Stephen P. Hunger, MD
Yesterday’s scientific session, “Turning Genetic Discoveries Into Therapy,” was well attended by hematologists interested in the development of new treatment strategies for benign and malignant blood disorders extending from obscure pediatric diseases to rare subtypes of leukemia to the royal disease of Europe.
Dr. David Teachey from the Children’s Hospital of Philadelphia discussed remarkable new findings in autoimmune lymphoproliferative syndrome (ALPS) showing that most patients have germline or somatic mutations in one of several genes in the Fas-mediated apoptosis pathway. These mutations lead to expansion of double-negative T cells (DNTs) with resulting lymphoproliferation and a propensity to develop secondary malignancies.

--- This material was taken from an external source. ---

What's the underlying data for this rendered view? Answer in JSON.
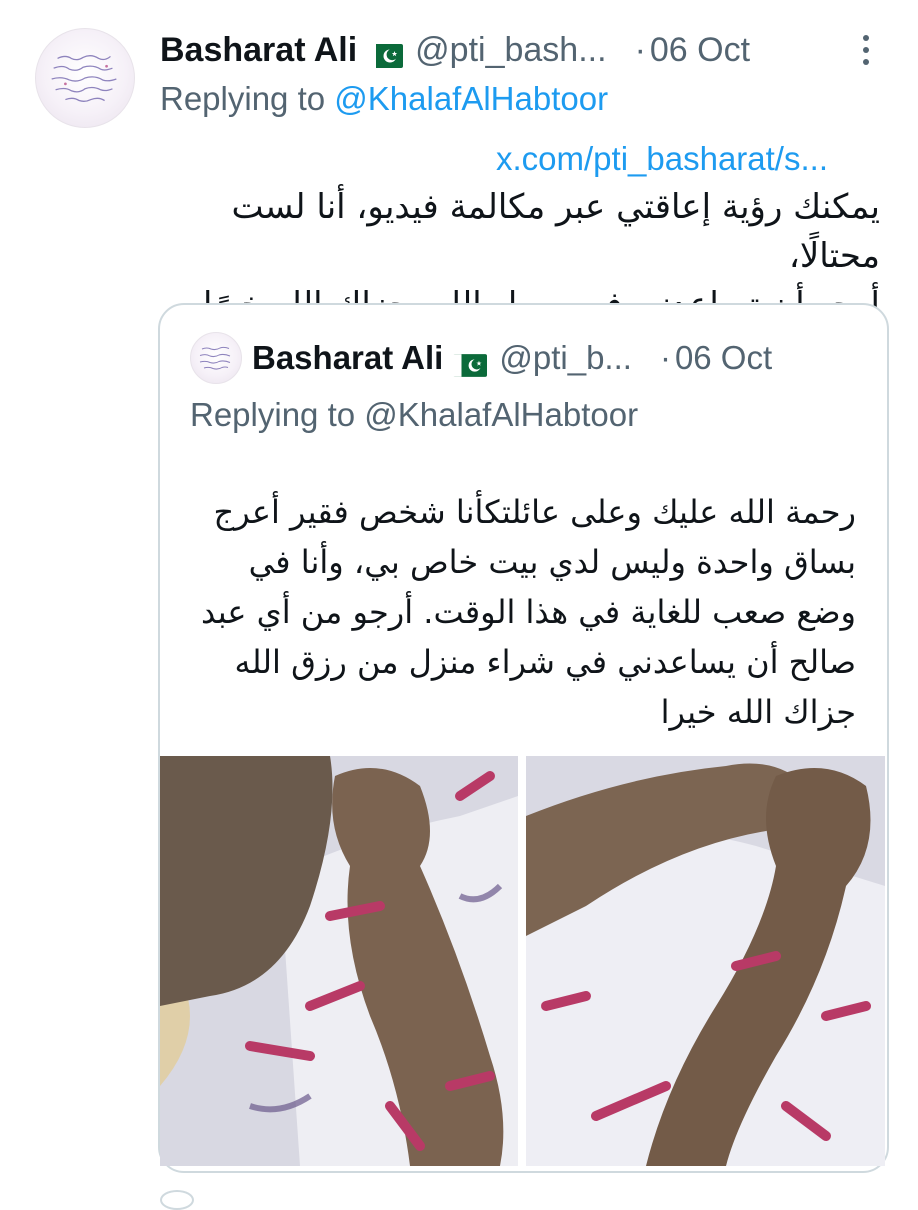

New findings show phenotypic and genotypic overlap with autoimmune disorders such as Evans syndrome (multiple autoimmune cytopenias), expanding the spectrum of these disorders. Dr. Teachey noted that up to half of patients with Evan’s syndrome who have been tested have signs of ALPS. His group and others have shown that DNTs have defects in mammalian target of rapamycin (mTOR) signaling and that mTOR inhibitors can be extremely effective in ALPS. These developments may revolutionize the treatment of the ALPS family of disorders. Furthermore, the finding of somatic mutations is particularly intriguing and suggests that we need to think about how “benign” hematologic disorders overlap with lymphoid malignancies. Dr. Teachey stated, “It is exciting to be working on ALPS when collaborative international research has led to new insights into ALPS biology and remarkable progress with targeted therapies that are improving quality of life for these children.”

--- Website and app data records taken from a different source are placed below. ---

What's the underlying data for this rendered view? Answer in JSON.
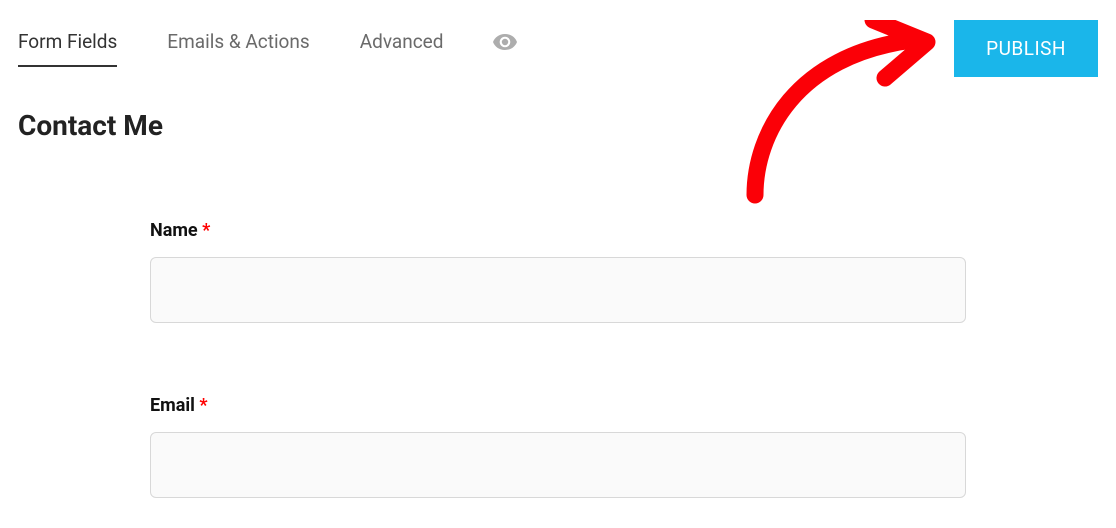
{
  "tabs": {
    "form_fields": "Form Fields",
    "emails_actions": "Emails & Actions",
    "advanced": "Advanced"
  },
  "header": {
    "publish_label": "PUBLISH"
  },
  "page": {
    "title": "Contact Me"
  },
  "form": {
    "fields": [
      {
        "label": "Name",
        "required_marker": "*",
        "value": ""
      },
      {
        "label": "Email",
        "required_marker": "*",
        "value": ""
      }
    ]
  },
  "colors": {
    "accent": "#1ab6ea",
    "required": "#ff0000",
    "annotation": "#fb0007"
  }
}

Dr. Ronald Stam of Erasmus Medical Center in Rotterdam, Netherlands, discussed the particularly virulent subtype of pediatric leukemias that contain translocations of the chromosome 11q23 gene MLL. These leukemias have a short latency and occur commonly in infants and in secondary leukemias that arise after topoisomerase II inhibitor therapy. The short latency and paucity of accompanying genetic lesions in MLL-rearranged leukemias have suggested that few cooperating genetic events may be required in this leukemia subtype. However, Dr. Stam and others have found that MLL-rearranged leukemias have unique gene expression patterns that are largely due to epigenetic alterations caused by abnormal histone modifications and/or alterations in methylation driven by MLL fusion proteins. Dr. Stam and others have shown that epigenetic therapies (demethylating agents and histone deactylase inhibitors or HDACi) can induce cell death and potentiate the effect of traditional cytotoxic chemotherapy. Dr. Stam remarked that “MLL-rearranged infant ALL is characterized by abnormal epigenetic changes and responds remarkably well to epigenetic drugs such as demethylating agents and HDACi.” Thus, rather than testing higher and higher doses of chemotherapy, a strategy that has been relatively ineffective for MLL-rearranged leukemias, the best approach might be to use less chemotherapy in combination epigenetic therapy.

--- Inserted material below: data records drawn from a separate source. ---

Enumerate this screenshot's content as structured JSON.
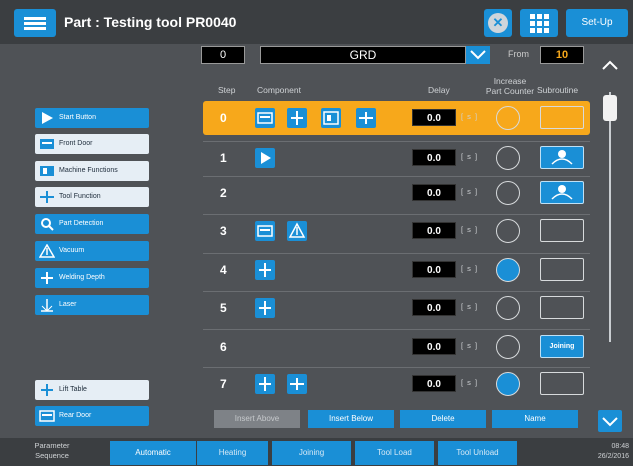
{
  "header": {
    "title": "Part : Testing tool PR0040",
    "setup_label": "Set-Up"
  },
  "selector": {
    "step_value": "0",
    "sequence_name": "GRD",
    "from_label": "From",
    "from_value": "10"
  },
  "columns": {
    "step": "Step",
    "component": "Component",
    "delay": "Delay",
    "increase_counter": "Increase\nPart Counter",
    "subroutine": "Subroutine"
  },
  "sidebar": {
    "items": [
      {
        "label": "Start Button",
        "icon": "play-icon"
      },
      {
        "label": "Front Door",
        "icon": "door-icon"
      },
      {
        "label": "Machine Functions",
        "icon": "machine-icon"
      },
      {
        "label": "Tool Function",
        "icon": "tool-icon"
      },
      {
        "label": "Part Detection",
        "icon": "detection-icon"
      },
      {
        "label": "Vacuum",
        "icon": "vacuum-icon"
      },
      {
        "label": "Welding Depth",
        "icon": "welding-depth-icon"
      },
      {
        "label": "Laser",
        "icon": "laser-icon"
      },
      {
        "label": "Lift Table",
        "icon": "lift-table-icon"
      },
      {
        "label": "Rear Door",
        "icon": "rear-door-icon"
      }
    ]
  },
  "rows": [
    {
      "step": "0",
      "delay": "0.0",
      "unit": "[ s ]",
      "subroutine": ""
    },
    {
      "step": "1",
      "delay": "0.0",
      "unit": "[ s ]",
      "subroutine": ""
    },
    {
      "step": "2",
      "delay": "0.0",
      "unit": "[ s ]",
      "subroutine": ""
    },
    {
      "step": "3",
      "delay": "0.0",
      "unit": "[ s ]",
      "subroutine": ""
    },
    {
      "step": "4",
      "delay": "0.0",
      "unit": "[ s ]",
      "subroutine": ""
    },
    {
      "step": "5",
      "delay": "0.0",
      "unit": "[ s ]",
      "subroutine": ""
    },
    {
      "step": "6",
      "delay": "0.0",
      "unit": "[ s ]",
      "subroutine": "Joining"
    },
    {
      "step": "7",
      "delay": "0.0",
      "unit": "[ s ]",
      "subroutine": ""
    }
  ],
  "actions": {
    "insert_above": "Insert Above",
    "insert_below": "Insert Below",
    "delete": "Delete",
    "name": "Name"
  },
  "footer": {
    "label": "Parameter Sequence",
    "tabs": [
      "Automatic",
      "Heating",
      "Joining",
      "Tool Load",
      "Tool Unload"
    ],
    "time": "08:48",
    "date": "26/2/2016"
  },
  "colors": {
    "accent": "#1a8fd6",
    "highlight": "#f7a81b",
    "background": "#4f5256"
  }
}
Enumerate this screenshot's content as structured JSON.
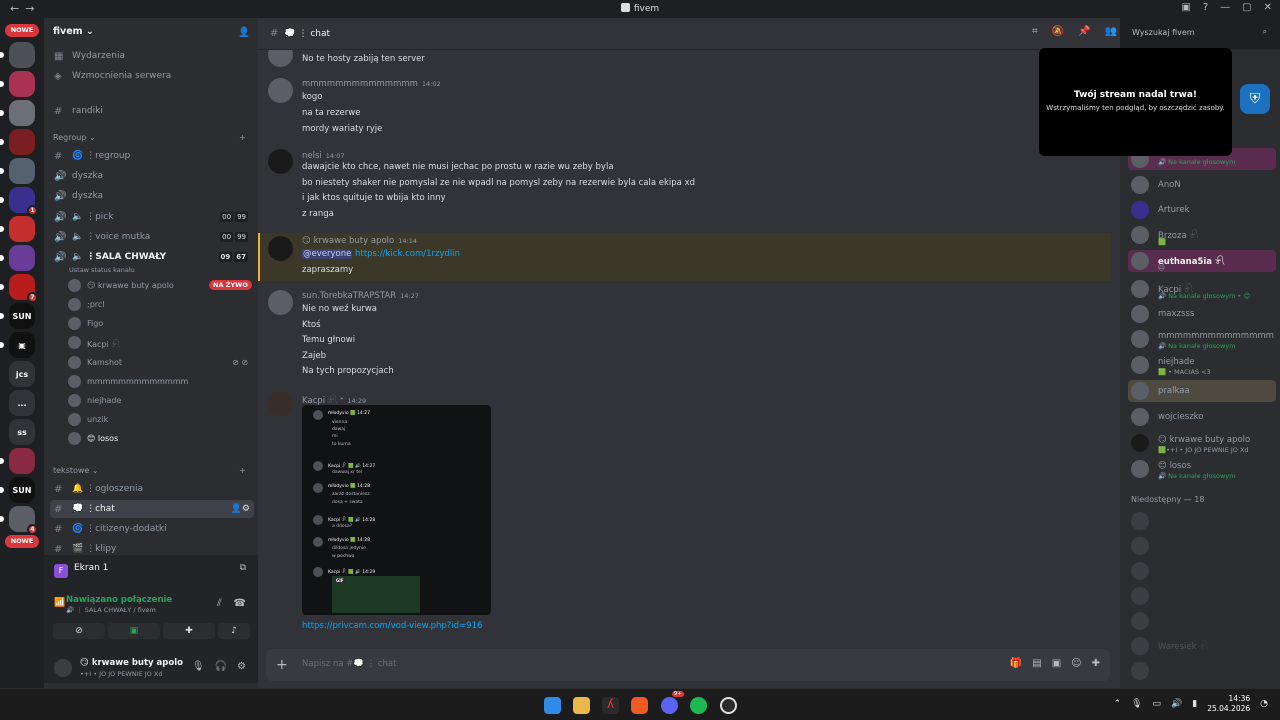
{
  "window": {
    "title": "fivem"
  },
  "rail": {
    "badges": [
      "1",
      "7",
      "4"
    ],
    "tiles": {
      "jcs": "jcs",
      "ss": "ss",
      "more": "..."
    },
    "nowe": "NOWE"
  },
  "server": {
    "name": "fivem"
  },
  "channels": {
    "events": "Wydarzenia",
    "boosts": "Wzmocnienia serwera",
    "randiki": "randiki",
    "cat_regroup": "Regroup",
    "regroup": "regroup",
    "dyszka1": "dyszka",
    "dyszka2": "dyszka",
    "pick": "pick",
    "pick_counts": [
      "00",
      "99"
    ],
    "voice_mutka": "voice mutka",
    "voice_counts": [
      "00",
      "99"
    ],
    "sala": "SALA CHWAŁY",
    "sala_counts": [
      "09",
      "67"
    ],
    "sala_status": "Ustaw status kanału",
    "voice_users": [
      "😏 krwawe buty apolo",
      ";prcl",
      "Figo",
      "Kacpi 𓍯",
      "Kamshot",
      "mmmmmmmmmmmmm",
      "niejhade",
      "unzik",
      "😊 losos"
    ],
    "live": "NA ŻYWO",
    "cat_text": "tekstowe",
    "ogloszenia": "ogloszenia",
    "chat": "chat",
    "citizeny": "citizeny-dodatki",
    "klipy": "klipy"
  },
  "screen": {
    "label": "Ekran 1",
    "initial": "F"
  },
  "connection": {
    "title": "Nawiązano połączenie",
    "sub": "🔊 ⋮ SALA CHWAŁY / fivem"
  },
  "me": {
    "name": "😏 krwawe buty apolo",
    "status": "•+I • JO JO PEWNIE JO Xd"
  },
  "header": {
    "channel": "chat",
    "search_placeholder": "Wyszukaj fivem"
  },
  "messages": {
    "m0": {
      "line": "No te hosty zabiją ten server"
    },
    "m1": {
      "author": "mmmmmmmmmmmmmm",
      "time": "14:02",
      "lines": [
        "kogo",
        "na ta rezerwe",
        "mordy wariaty ryje"
      ]
    },
    "m2": {
      "author": "nelsi",
      "time": "14:07",
      "lines": [
        "dawajcie kto chce, nawet nie musi jechac po prostu w razie wu zeby byla",
        "bo niestety shaker nie pomyslal ze nie wpadl na pomysl zeby na rezerwie byla cala ekipa xd",
        "i jak ktos quituje to wbija kto inny",
        "z ranga"
      ]
    },
    "m3": {
      "author": "😏 krwawe buty apolo",
      "time": "14:14",
      "mention": "@everyone",
      "link": "https://kick.com/1rzydlin",
      "line2": "zapraszamy"
    },
    "m4": {
      "author": "sun.TorebkaTRAPSTAR",
      "time": "14:27",
      "lines": [
        "Nie no weź kurwa",
        "Ktoś",
        "Temu głnowi",
        "Zajeb",
        "Na tych propozycjach"
      ]
    },
    "m5": {
      "author": "Kacpi 𓍯 ᐩ",
      "time": "14:29",
      "link": "https://privcam.com/vod-view.php?id=916"
    }
  },
  "screenshot_img": {
    "lines": [
      "młodyvio 🟩 14:27",
      "vienna",
      "dawaj",
      "mi",
      "to kurna",
      "Kacpi 𓍯 🟩 🔊 14:27",
      "dawwaj xr tel",
      "młodyvio 🟩 14:28",
      "zaraz dostaniesz",
      "dosa + swata",
      "Kacpi 𓍯 🟩 🔊 14:28",
      "a ddosa?",
      "młodyvio 🟩 14:28",
      "dildosa jedynie",
      "w pochwa",
      "Kacpi 𓍯 🟩 🔊 14:29"
    ],
    "gif": "GIF"
  },
  "input": {
    "placeholder": "Napisz na #💭 ⋮ chat"
  },
  "toast": {
    "title": "Twój stream nadal trwa!",
    "body": "Wstrzymaliśmy ten podgląd, by oszczędzić zasoby."
  },
  "members": {
    "online": [
      {
        "name": "",
        "sub": "🔊 Na kanale głosowym"
      },
      {
        "name": "AnoN",
        "sub": ""
      },
      {
        "name": "Arturek",
        "sub": ""
      },
      {
        "name": "Brzoza 𓍯",
        "sub": "🟩"
      },
      {
        "name": "euthana5ia 𓍯",
        "sub": "🐱"
      },
      {
        "name": "Kacpi 𓍯",
        "sub": "🔊 Na kanale głosowym • 😊"
      },
      {
        "name": "maxzsss",
        "sub": ""
      },
      {
        "name": "mmmmmmmmmmmmmm",
        "sub": "🔊 Na kanale głosowym"
      },
      {
        "name": "niejhade",
        "sub": "🟩 • MACIAS <3"
      },
      {
        "name": "pralkaa",
        "sub": ""
      },
      {
        "name": "wojcieszko",
        "sub": ""
      },
      {
        "name": "😏 krwawe buty apolo",
        "sub": "🟩•+I • JO JO PEWNIE JO Xd"
      },
      {
        "name": "😊 losos",
        "sub": "🔊 Na kanale głosowym"
      }
    ],
    "offline_title": "Niedostępny — 18",
    "offline": [
      "",
      "",
      "",
      "",
      "",
      "Waresiek 𓍯",
      ""
    ]
  },
  "taskbar": {
    "time": "14:36",
    "date": "25.04.2026",
    "discord_badge": "9+"
  },
  "colors": {
    "accent": "#5865f2",
    "online": "#23a55a",
    "danger": "#da373c",
    "link": "#00a8fc"
  }
}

Dr. David Lillicrap from Queen’s University discussed hemophilia A (factor VIII deficiency) and B (factor IX deficiency). In the past year, genetic archeology has shown that the royal disease of Europe was hemophilia B caused by a novel point mutation. Perhaps the most famous hemophiliac was Alexei Nikolaevich, the young son of the last Russian czar. Dr. Lillicrap noted that Alexei “was likely in severe pain most of the time, despite the best efforts of Rasputin.” The hemophilias are now considered prototypic models of genetic disease and new therapies. Cloning of the factor VIII and IX genes led to the development of recombinant clotting factor concentrates that have revolutionized treatment for hemophilia. Bioengineering is now focused on development of new second- and later-generation concentrates with longer half-life and, perhaps, reduced immunogenicity that could improve the lives of patients. In parallel, hemophilia has served as a paradigm disease for gene therapy because an increase in level of factor VIII (or IX) from < 1 percent to 5 percent would substantially ameliorate clinical manifestations of the disease. Progress in this area has occurred more slowly than hoped, but new developments suggest the potential therapeutic utility of a variety of different gene therapy approaches.
Dr. Hunger indicated no relevant conflicts of interest.